To accomplish these goals, the enrollment management companies encouraged colleges to break down the firewalls that had been built between the institutions’ admissions and financial aid offices and to use non-need-based aid, which they called “merit aid,” to compete for high-quality and more-affluent students. And once some private colleges started using their financial aid competitively, it became difficult for others to resist for fear of being put at a competitive disadvantage.

Initially private colleges tried to outbid their competitors by providing larger and larger merit-based scholarships. But over the years, they have adopted far more sophisticated strategies. Working with consulting firms, many engage in financial aid leveraging, an enrollment management practice in which they determine the precise points they need to enroll different groups of students without spending dollar more than is needed. The biggest tuition discounts go to the highest-achieving students they have admitted and to the wealthiest students to help them boost their rankings and revenue. Low-income students are often left with large funding gaps that could stymie their educational progress or force them and their families to take on substantial debt loads. Instead of removing barriers, these colleges are adding hurdles, making it more difficult for these students to go to college and earn a degree.

All of this would be bad enough if it were limited to private colleges.
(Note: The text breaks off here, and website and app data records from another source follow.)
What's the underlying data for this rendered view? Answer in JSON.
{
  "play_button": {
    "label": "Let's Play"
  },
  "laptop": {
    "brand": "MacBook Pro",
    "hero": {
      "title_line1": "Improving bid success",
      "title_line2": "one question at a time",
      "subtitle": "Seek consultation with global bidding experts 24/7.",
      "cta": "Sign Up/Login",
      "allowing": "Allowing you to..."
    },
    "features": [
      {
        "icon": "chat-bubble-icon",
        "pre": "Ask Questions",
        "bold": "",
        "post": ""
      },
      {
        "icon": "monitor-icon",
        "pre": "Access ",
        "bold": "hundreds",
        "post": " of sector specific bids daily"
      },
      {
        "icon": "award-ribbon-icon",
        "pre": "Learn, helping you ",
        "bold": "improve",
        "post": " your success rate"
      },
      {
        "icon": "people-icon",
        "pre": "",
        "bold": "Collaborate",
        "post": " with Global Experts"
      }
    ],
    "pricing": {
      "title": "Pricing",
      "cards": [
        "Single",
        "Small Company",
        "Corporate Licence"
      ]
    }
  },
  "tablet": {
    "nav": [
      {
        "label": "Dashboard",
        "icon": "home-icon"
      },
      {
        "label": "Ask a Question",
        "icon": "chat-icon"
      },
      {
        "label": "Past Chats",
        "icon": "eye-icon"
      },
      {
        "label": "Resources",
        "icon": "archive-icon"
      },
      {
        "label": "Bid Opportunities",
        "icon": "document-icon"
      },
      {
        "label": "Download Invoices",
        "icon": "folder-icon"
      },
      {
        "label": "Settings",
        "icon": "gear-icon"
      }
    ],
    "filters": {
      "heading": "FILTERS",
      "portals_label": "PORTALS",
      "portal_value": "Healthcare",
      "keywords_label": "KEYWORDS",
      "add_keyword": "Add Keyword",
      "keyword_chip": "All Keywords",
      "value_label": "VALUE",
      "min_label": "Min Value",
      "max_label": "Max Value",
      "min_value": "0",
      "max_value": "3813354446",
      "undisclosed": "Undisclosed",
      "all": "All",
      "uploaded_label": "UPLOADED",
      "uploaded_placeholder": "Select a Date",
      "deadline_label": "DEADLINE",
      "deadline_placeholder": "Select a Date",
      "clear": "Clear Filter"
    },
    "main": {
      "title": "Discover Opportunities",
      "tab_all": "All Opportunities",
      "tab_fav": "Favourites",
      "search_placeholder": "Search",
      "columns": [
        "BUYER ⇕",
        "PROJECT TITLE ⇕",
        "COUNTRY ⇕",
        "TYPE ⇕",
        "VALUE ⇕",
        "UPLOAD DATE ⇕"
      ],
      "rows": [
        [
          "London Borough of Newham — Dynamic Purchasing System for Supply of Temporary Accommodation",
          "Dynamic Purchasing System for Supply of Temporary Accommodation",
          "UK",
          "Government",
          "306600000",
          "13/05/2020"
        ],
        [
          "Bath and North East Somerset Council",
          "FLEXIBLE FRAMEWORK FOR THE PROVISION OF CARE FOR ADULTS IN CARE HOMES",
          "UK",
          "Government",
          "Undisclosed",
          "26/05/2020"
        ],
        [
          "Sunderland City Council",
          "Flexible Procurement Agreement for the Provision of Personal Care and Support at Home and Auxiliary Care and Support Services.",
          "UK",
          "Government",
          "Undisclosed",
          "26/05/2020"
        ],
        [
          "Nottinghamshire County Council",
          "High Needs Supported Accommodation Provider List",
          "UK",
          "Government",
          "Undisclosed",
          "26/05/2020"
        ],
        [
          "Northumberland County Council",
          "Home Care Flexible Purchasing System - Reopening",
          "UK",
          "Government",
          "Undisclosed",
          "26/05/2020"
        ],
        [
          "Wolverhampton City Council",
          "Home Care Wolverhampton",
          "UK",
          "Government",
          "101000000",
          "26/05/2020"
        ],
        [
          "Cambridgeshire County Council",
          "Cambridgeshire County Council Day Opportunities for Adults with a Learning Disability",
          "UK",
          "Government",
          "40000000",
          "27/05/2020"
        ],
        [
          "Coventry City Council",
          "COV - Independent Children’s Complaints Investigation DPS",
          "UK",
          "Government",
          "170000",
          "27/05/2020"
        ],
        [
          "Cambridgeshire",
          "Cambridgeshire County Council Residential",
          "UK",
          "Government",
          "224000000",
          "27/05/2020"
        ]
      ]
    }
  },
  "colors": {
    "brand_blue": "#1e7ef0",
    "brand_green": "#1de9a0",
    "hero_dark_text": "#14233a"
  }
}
However, in the face of state disinvestment and the prospect of rising up the rankings, many public universities have embraced the enrollment management strategies of their private college counterparts. At the urging of consultants, these once-low-cost universities, which for decades served a gateway to the middle class, are increasingly employing their aid to lure affluent out-of-state students with good grades and standardized test scores to their campuses. Public universities now spend billions of dollars annually on non-need-based aid, and many require low-income students and their families to take on heavy debt burdens to attend.

Higher education is at a crisis point. But policy makers are not going to be able head off this crisis unless they have a better idea of what the real problems are and who is responsible for them. Written by higher-education journalists, researchers, a former college president, and former enrollment managers, this book aims to provide answers to those questions by lifting the veil on the enrollment management industry. The book provides a history of how the industry came to be, identifies the major players, and shows how it has fundamentally changed the way that colleges recruit students and award financial aid, while operating mostly out of public view. The volume also offers a wide range of policy solutions that aim to rein in the industry and change the incentive structure in higher education so that colleges once again will serve as engines of opportunity rather than as perpetuators of inequality.

The book is a good start in bringing the enrollment management industry out of the shadows. But much more work needs to be done by journalists, researchers, and policy makers to understand how enrollment management and its many firms operate. For progress to occur, and for colleges to be refocused away from their incessant drive for greater revenues and prestige, policy makers are going to need to curb the industry’s influence, or at least repurpose it, and put representative government rather than private, for-profit consulting companies back in the driver’s seat in setting the incentives by which our four-year colleges operate.

On Thursday, New America will help launch the book with a public event that will run from 10 am to noon. Register here to attend in-person or online: